[Dataset rows describing interfaces]

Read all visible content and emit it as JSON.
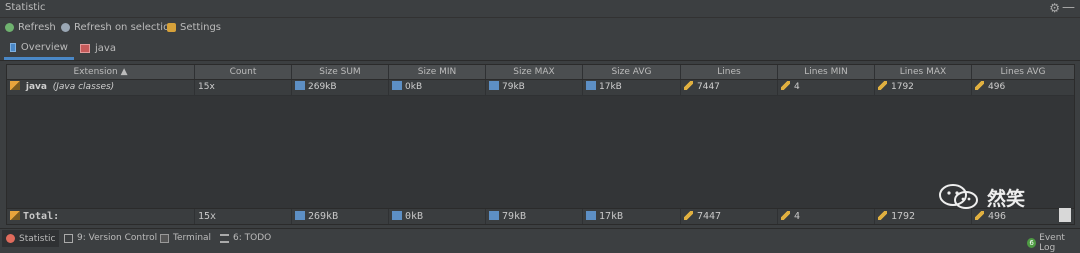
{
  "window": {
    "title": "Statistic"
  },
  "toolbar": {
    "refresh": "Refresh",
    "refresh_selection": "Refresh on selection",
    "settings": "Settings"
  },
  "tabs": [
    {
      "label": "Overview"
    },
    {
      "label": "java"
    }
  ],
  "table": {
    "columns": [
      "Extension",
      "Count",
      "Size SUM",
      "Size MIN",
      "Size MAX",
      "Size AVG",
      "Lines",
      "Lines MIN",
      "Lines MAX",
      "Lines AVG"
    ],
    "row": {
      "ext": "java",
      "ext_note": "(Java classes)",
      "count": "15x",
      "size_sum": "269kB",
      "size_min": "0kB",
      "size_max": "79kB",
      "size_avg": "17kB",
      "lines": "7447",
      "lines_min": "4",
      "lines_max": "1792",
      "lines_avg": "496"
    },
    "total": {
      "label": "Total:",
      "count": "15x",
      "size_sum": "269kB",
      "size_min": "0kB",
      "size_max": "79kB",
      "size_avg": "17kB",
      "lines": "7447",
      "lines_min": "4",
      "lines_max": "1792",
      "lines_avg": "496"
    }
  },
  "statusbar": {
    "statistic": "Statistic",
    "version_control": "9: Version Control",
    "terminal": "Terminal",
    "todo": "6: TODO",
    "event_log": "Event Log",
    "event_count": "6"
  },
  "watermark": {
    "text": "然笑"
  },
  "icons": {
    "gear": "gear-icon",
    "minimize": "minimize-icon",
    "refresh": "refresh-icon",
    "refresh_selection": "refresh-selection-icon",
    "settings": "settings-icon",
    "overview": "overview-icon",
    "java": "java-tab-icon",
    "file": "file-icon",
    "disk": "disk-icon",
    "pencil": "pencil-icon"
  },
  "colors": {
    "accent": "#4a88c7",
    "background": "#3c3f41",
    "table_bg": "#333537"
  }
}
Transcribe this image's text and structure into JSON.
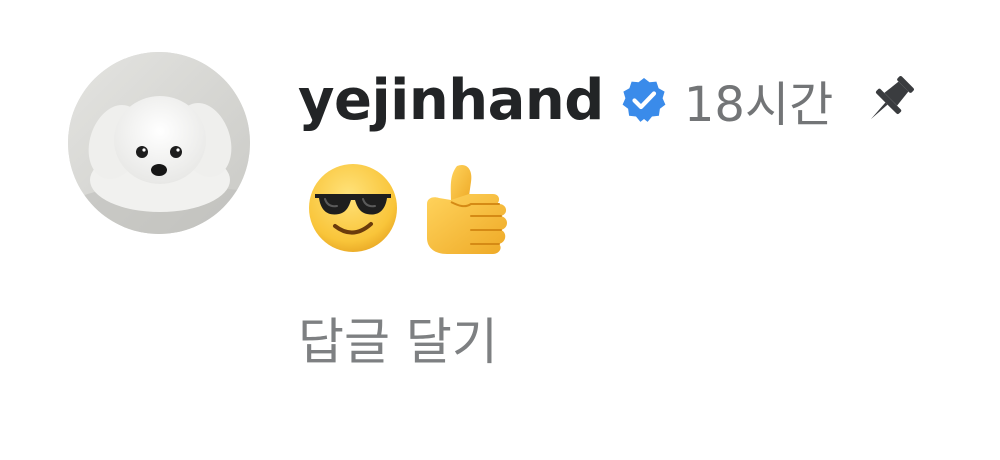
{
  "comment": {
    "username": "yejinhand",
    "verified": true,
    "timestamp": "18시간",
    "pinned": true,
    "body_emojis": [
      "smiling-face-with-sunglasses",
      "thumbs-up"
    ],
    "reply_label": "답글 달기"
  },
  "icons": {
    "verified": "verified-badge-icon",
    "pin": "pin-icon"
  },
  "colors": {
    "verified_badge": "#3a8bea",
    "username": "#222426",
    "secondary_text": "#737577"
  }
}
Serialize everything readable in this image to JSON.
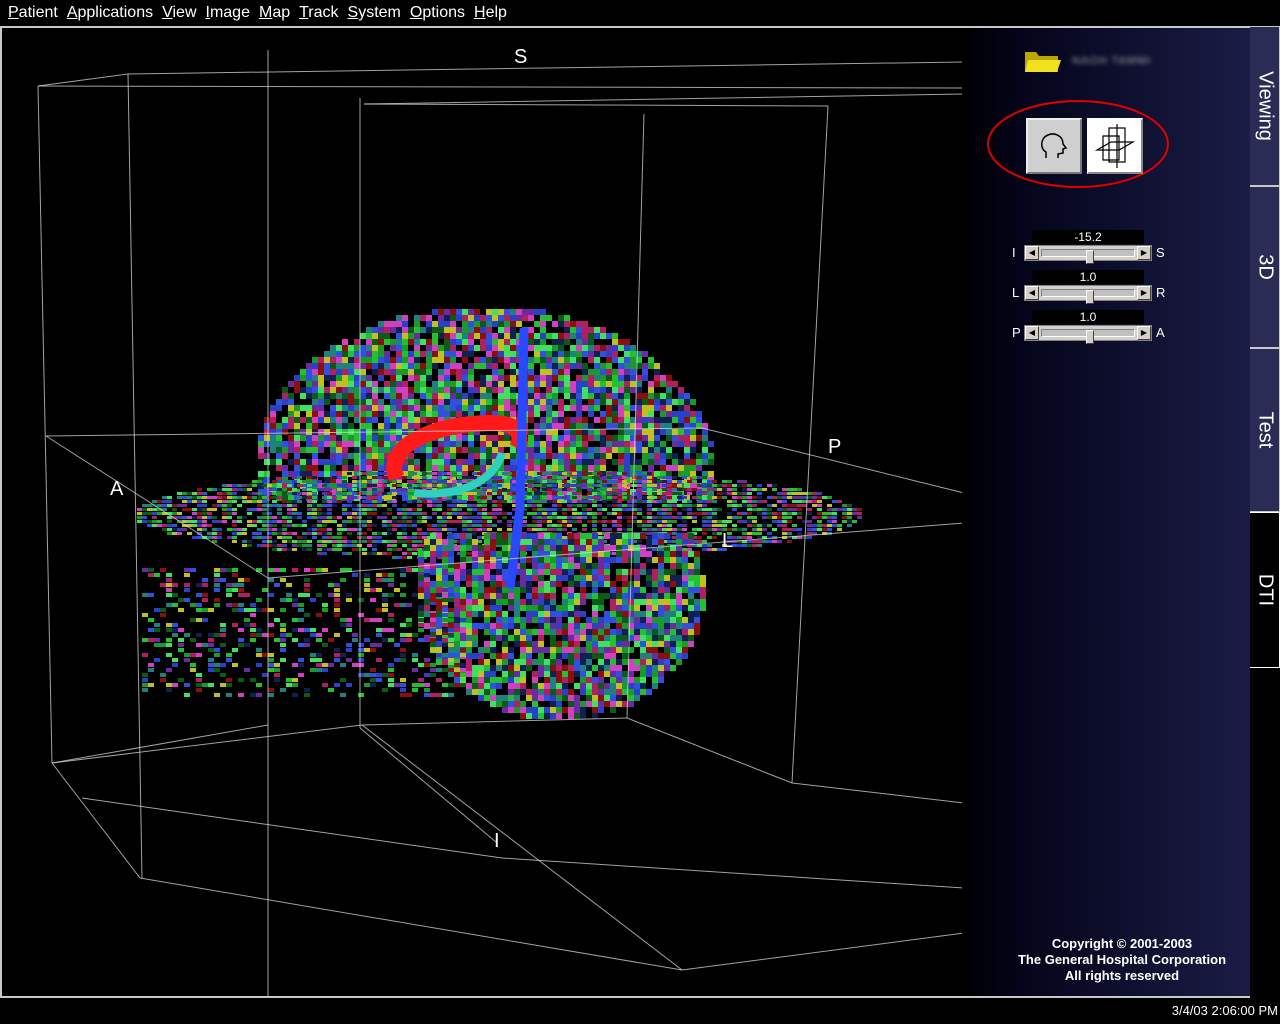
{
  "menu": {
    "items": [
      "Patient",
      "Applications",
      "View",
      "Image",
      "Map",
      "Track",
      "System",
      "Options",
      "Help"
    ]
  },
  "viewport": {
    "labels": {
      "superior": "S",
      "inferior": "I",
      "anterior": "A",
      "posterior": "P",
      "left": "L"
    }
  },
  "panel": {
    "patient_icon": "folder-icon",
    "patient_name": "NAOH TAMMI",
    "buttons": [
      {
        "name": "head-view-button",
        "icon": "head-icon"
      },
      {
        "name": "slice-planes-button",
        "icon": "planes-icon"
      }
    ],
    "highlight_color": "#e00000",
    "sliders": [
      {
        "left": "I",
        "right": "S",
        "value": "-15.2",
        "position": 0.51
      },
      {
        "left": "L",
        "right": "R",
        "value": "1.0",
        "position": 0.51
      },
      {
        "left": "P",
        "right": "A",
        "value": "1.0",
        "position": 0.51
      }
    ],
    "copyright": [
      "Copyright © 2001-2003",
      "The General Hospital Corporation",
      "All rights reserved"
    ]
  },
  "tabs": [
    {
      "label": "Viewing",
      "active": false
    },
    {
      "label": "3D",
      "active": false
    },
    {
      "label": "Test",
      "active": false
    },
    {
      "label": "DTI",
      "active": true
    }
  ],
  "status": {
    "timestamp": "3/4/03 2:06:00 PM"
  }
}
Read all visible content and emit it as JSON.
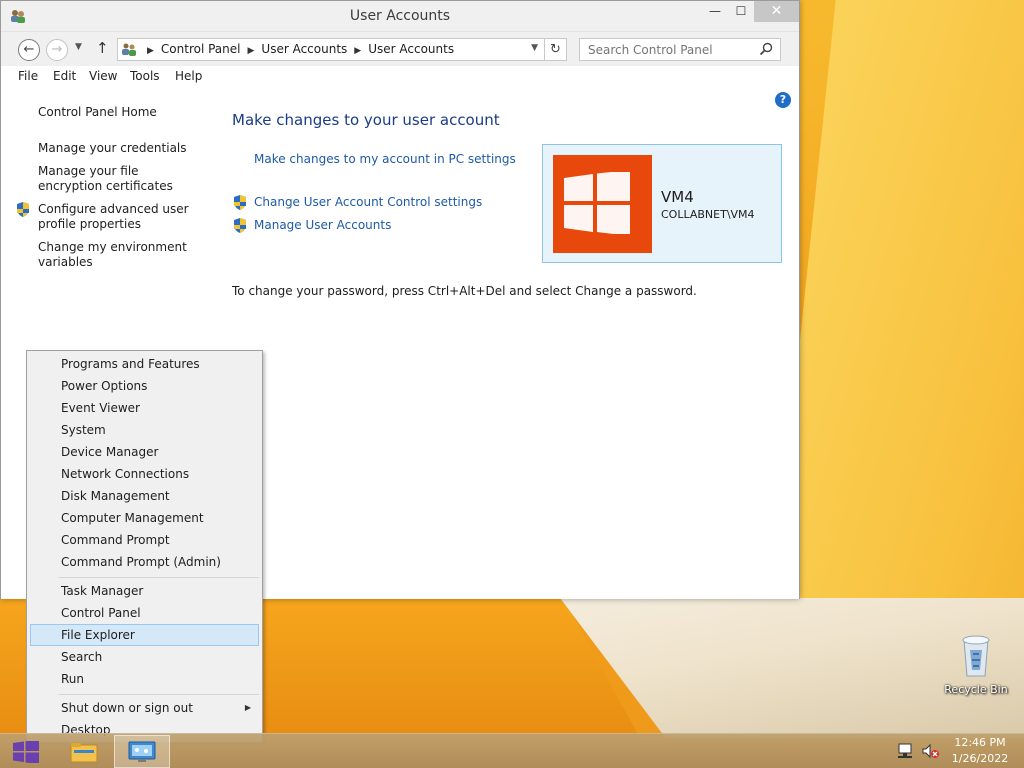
{
  "window": {
    "title": "User Accounts",
    "buttons": {
      "minimize": "—",
      "maximize": "☐",
      "close": "✕"
    }
  },
  "address": {
    "breadcrumbs": [
      "Control Panel",
      "User Accounts",
      "User Accounts"
    ],
    "search_placeholder": "Search Control Panel"
  },
  "menubar": [
    "File",
    "Edit",
    "View",
    "Tools",
    "Help"
  ],
  "sidebar": {
    "home": "Control Panel Home",
    "links": [
      "Manage your credentials",
      "Manage your file encryption certificates",
      "Configure advanced user profile properties",
      "Change my environment variables"
    ]
  },
  "main": {
    "title": "Make changes to your user account",
    "links": [
      "Make changes to my account in PC settings",
      "Change User Account Control settings",
      "Manage User Accounts"
    ],
    "note": "To change your password, press Ctrl+Alt+Del and select Change a password."
  },
  "user": {
    "name": "VM4",
    "domain": "COLLABNET\\VM4"
  },
  "context_menu": {
    "group1": [
      "Programs and Features",
      "Power Options",
      "Event Viewer",
      "System",
      "Device Manager",
      "Network Connections",
      "Disk Management",
      "Computer Management",
      "Command Prompt",
      "Command Prompt (Admin)"
    ],
    "group2": [
      "Task Manager",
      "Control Panel",
      "File Explorer",
      "Search",
      "Run"
    ],
    "group3": [
      "Shut down or sign out",
      "Desktop"
    ],
    "highlighted": "File Explorer"
  },
  "desktop": {
    "recycle_bin": "Recycle Bin"
  },
  "taskbar": {
    "time": "12:46 PM",
    "date": "1/26/2022"
  },
  "colors": {
    "accent": "#e9480d",
    "link": "#1e5aa6",
    "card_bg": "#e6f3fb",
    "highlight": "#d5e8f7"
  }
}
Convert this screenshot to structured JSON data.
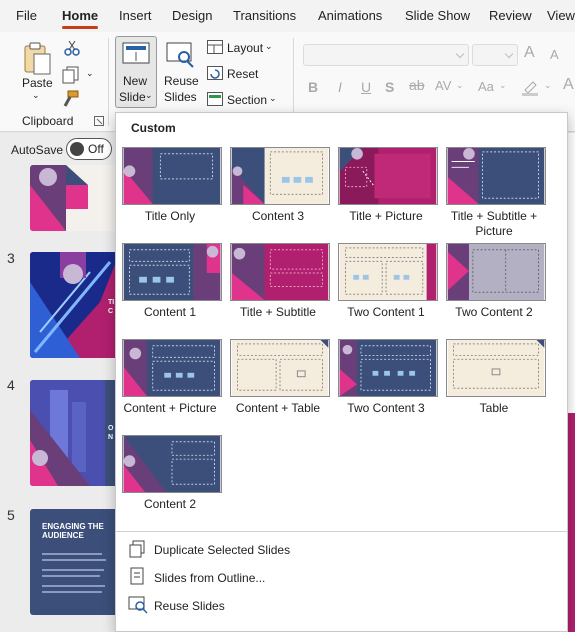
{
  "tabs": [
    "File",
    "Home",
    "Insert",
    "Design",
    "Transitions",
    "Animations",
    "Slide Show",
    "Review",
    "View"
  ],
  "active_tab": "Home",
  "ribbon": {
    "paste_label": "Paste",
    "clipboard_group": "Clipboard",
    "new_slide_line1": "New",
    "new_slide_line2": "Slide",
    "reuse_line1": "Reuse",
    "reuse_line2": "Slides",
    "layout_label": "Layout",
    "reset_label": "Reset",
    "section_label": "Section",
    "font_grow": "A",
    "font_shrink": "A",
    "bold": "B",
    "italic": "I",
    "underline": "U",
    "strike": "S",
    "spacing": "AV",
    "case": "Aa"
  },
  "autosave": {
    "label": "AutoSave",
    "state": "Off"
  },
  "slides": [
    {
      "number": "3"
    },
    {
      "number": "4"
    },
    {
      "number": "5",
      "title": "ENGAGING THE AUDIENCE"
    }
  ],
  "gallery": {
    "title": "Custom",
    "layouts": [
      {
        "name": "Title Only"
      },
      {
        "name": "Content 3"
      },
      {
        "name": "Title + Picture"
      },
      {
        "name": "Title + Subtitle + Picture"
      },
      {
        "name": "Content 1"
      },
      {
        "name": "Title + Subtitle"
      },
      {
        "name": "Two Content 1"
      },
      {
        "name": "Two Content 2"
      },
      {
        "name": "Content + Picture"
      },
      {
        "name": "Content + Table"
      },
      {
        "name": "Two Content 3"
      },
      {
        "name": "Table"
      },
      {
        "name": "Content 2"
      }
    ],
    "commands": [
      {
        "label": "Duplicate Selected Slides"
      },
      {
        "label": "Slides from Outline..."
      },
      {
        "label": "Reuse Slides"
      }
    ]
  },
  "colors": {
    "navy": "#3b4f7a",
    "magenta": "#b0206e",
    "pink": "#e0338c",
    "cream": "#f4ecdc",
    "accent": "#c43e1c"
  }
}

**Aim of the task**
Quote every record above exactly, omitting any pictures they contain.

**Solution below**
Read all visible content and emit it as JSON.
{
  "window": {
    "title": "Statistic"
  },
  "toolbar": {
    "refresh": "Refresh",
    "refresh_selection": "Refresh on selection",
    "settings": "Settings"
  },
  "tabs": [
    {
      "label": "Overview"
    },
    {
      "label": "java"
    }
  ],
  "table": {
    "columns": [
      "Extension",
      "Count",
      "Size SUM",
      "Size MIN",
      "Size MAX",
      "Size AVG",
      "Lines",
      "Lines MIN",
      "Lines MAX",
      "Lines AVG"
    ],
    "row": {
      "ext": "java",
      "ext_note": "(Java classes)",
      "count": "15x",
      "size_sum": "269kB",
      "size_min": "0kB",
      "size_max": "79kB",
      "size_avg": "17kB",
      "lines": "7447",
      "lines_min": "4",
      "lines_max": "1792",
      "lines_avg": "496"
    },
    "total": {
      "label": "Total:",
      "count": "15x",
      "size_sum": "269kB",
      "size_min": "0kB",
      "size_max": "79kB",
      "size_avg": "17kB",
      "lines": "7447",
      "lines_min": "4",
      "lines_max": "1792",
      "lines_avg": "496"
    }
  },
  "statusbar": {
    "statistic": "Statistic",
    "version_control": "9: Version Control",
    "terminal": "Terminal",
    "todo": "6: TODO",
    "event_log": "Event Log",
    "event_count": "6"
  },
  "watermark": {
    "text": "然笑"
  },
  "icons": {
    "gear": "gear-icon",
    "minimize": "minimize-icon",
    "refresh": "refresh-icon",
    "refresh_selection": "refresh-selection-icon",
    "settings": "settings-icon",
    "overview": "overview-icon",
    "java": "java-tab-icon",
    "file": "file-icon",
    "disk": "disk-icon",
    "pencil": "pencil-icon"
  },
  "colors": {
    "accent": "#4a88c7",
    "background": "#3c3f41",
    "table_bg": "#333537"
  }
}
Transcribe this image's text and structure into JSON.
{
  "comment": {
    "username": "yejinhand",
    "verified": true,
    "timestamp": "18시간",
    "pinned": true,
    "body_emojis": [
      "smiling-face-with-sunglasses",
      "thumbs-up"
    ],
    "reply_label": "답글 달기"
  },
  "icons": {
    "verified": "verified-badge-icon",
    "pin": "pin-icon"
  },
  "colors": {
    "verified_badge": "#3a8bea",
    "username": "#222426",
    "secondary_text": "#737577"
  }
}
Serialize everything readable in this image to JSON.
{
  "menu": {
    "items": [
      "Patient",
      "Applications",
      "View",
      "Image",
      "Map",
      "Track",
      "System",
      "Options",
      "Help"
    ]
  },
  "viewport": {
    "labels": {
      "superior": "S",
      "inferior": "I",
      "anterior": "A",
      "posterior": "P",
      "left": "L"
    }
  },
  "panel": {
    "patient_icon": "folder-icon",
    "patient_name": "NAOH TAMMI",
    "buttons": [
      {
        "name": "head-view-button",
        "icon": "head-icon"
      },
      {
        "name": "slice-planes-button",
        "icon": "planes-icon"
      }
    ],
    "highlight_color": "#e00000",
    "sliders": [
      {
        "left": "I",
        "right": "S",
        "value": "-15.2",
        "position": 0.51
      },
      {
        "left": "L",
        "right": "R",
        "value": "1.0",
        "position": 0.51
      },
      {
        "left": "P",
        "right": "A",
        "value": "1.0",
        "position": 0.51
      }
    ],
    "copyright": [
      "Copyright © 2001-2003",
      "The General Hospital Corporation",
      "All rights reserved"
    ]
  },
  "tabs": [
    {
      "label": "Viewing",
      "active": false
    },
    {
      "label": "3D",
      "active": false
    },
    {
      "label": "Test",
      "active": false
    },
    {
      "label": "DTI",
      "active": true
    }
  ],
  "status": {
    "timestamp": "3/4/03 2:06:00 PM"
  }
}
Read all visible content and emit it as JSON.
{
  "window": {
    "title": "User Accounts",
    "buttons": {
      "minimize": "—",
      "maximize": "☐",
      "close": "✕"
    }
  },
  "address": {
    "breadcrumbs": [
      "Control Panel",
      "User Accounts",
      "User Accounts"
    ],
    "search_placeholder": "Search Control Panel"
  },
  "menubar": [
    "File",
    "Edit",
    "View",
    "Tools",
    "Help"
  ],
  "sidebar": {
    "home": "Control Panel Home",
    "links": [
      "Manage your credentials",
      "Manage your file encryption certificates",
      "Configure advanced user profile properties",
      "Change my environment variables"
    ]
  },
  "main": {
    "title": "Make changes to your user account",
    "links": [
      "Make changes to my account in PC settings",
      "Change User Account Control settings",
      "Manage User Accounts"
    ],
    "note": "To change your password, press Ctrl+Alt+Del and select Change a password."
  },
  "user": {
    "name": "VM4",
    "domain": "COLLABNET\\VM4"
  },
  "context_menu": {
    "group1": [
      "Programs and Features",
      "Power Options",
      "Event Viewer",
      "System",
      "Device Manager",
      "Network Connections",
      "Disk Management",
      "Computer Management",
      "Command Prompt",
      "Command Prompt (Admin)"
    ],
    "group2": [
      "Task Manager",
      "Control Panel",
      "File Explorer",
      "Search",
      "Run"
    ],
    "group3": [
      "Shut down or sign out",
      "Desktop"
    ],
    "highlighted": "File Explorer"
  },
  "desktop": {
    "recycle_bin": "Recycle Bin"
  },
  "taskbar": {
    "time": "12:46 PM",
    "date": "1/26/2022"
  },
  "colors": {
    "accent": "#e9480d",
    "link": "#1e5aa6",
    "card_bg": "#e6f3fb",
    "highlight": "#d5e8f7"
  }
}
Convert this screenshot to structured JSON data.
{
  "tabs": [
    "File",
    "Home",
    "Insert",
    "Design",
    "Transitions",
    "Animations",
    "Slide Show",
    "Review",
    "View"
  ],
  "active_tab": "Home",
  "ribbon": {
    "paste_label": "Paste",
    "clipboard_group": "Clipboard",
    "new_slide_line1": "New",
    "new_slide_line2": "Slide",
    "reuse_line1": "Reuse",
    "reuse_line2": "Slides",
    "layout_label": "Layout",
    "reset_label": "Reset",
    "section_label": "Section",
    "font_grow": "A",
    "font_shrink": "A",
    "bold": "B",
    "italic": "I",
    "underline": "U",
    "strike": "S",
    "spacing": "AV",
    "case": "Aa"
  },
  "autosave": {
    "label": "AutoSave",
    "state": "Off"
  },
  "slides": [
    {
      "number": "3"
    },
    {
      "number": "4"
    },
    {
      "number": "5",
      "title": "ENGAGING THE AUDIENCE"
    }
  ],
  "gallery": {
    "title": "Custom",
    "layouts": [
      {
        "name": "Title Only"
      },
      {
        "name": "Content 3"
      },
      {
        "name": "Title + Picture"
      },
      {
        "name": "Title + Subtitle + Picture"
      },
      {
        "name": "Content 1"
      },
      {
        "name": "Title + Subtitle"
      },
      {
        "name": "Two Content 1"
      },
      {
        "name": "Two Content 2"
      },
      {
        "name": "Content + Picture"
      },
      {
        "name": "Content + Table"
      },
      {
        "name": "Two Content 3"
      },
      {
        "name": "Table"
      },
      {
        "name": "Content 2"
      }
    ],
    "commands": [
      {
        "label": "Duplicate Selected Slides"
      },
      {
        "label": "Slides from Outline..."
      },
      {
        "label": "Reuse Slides"
      }
    ]
  },
  "colors": {
    "navy": "#3b4f7a",
    "magenta": "#b0206e",
    "pink": "#e0338c",
    "cream": "#f4ecdc",
    "accent": "#c43e1c"
  }
}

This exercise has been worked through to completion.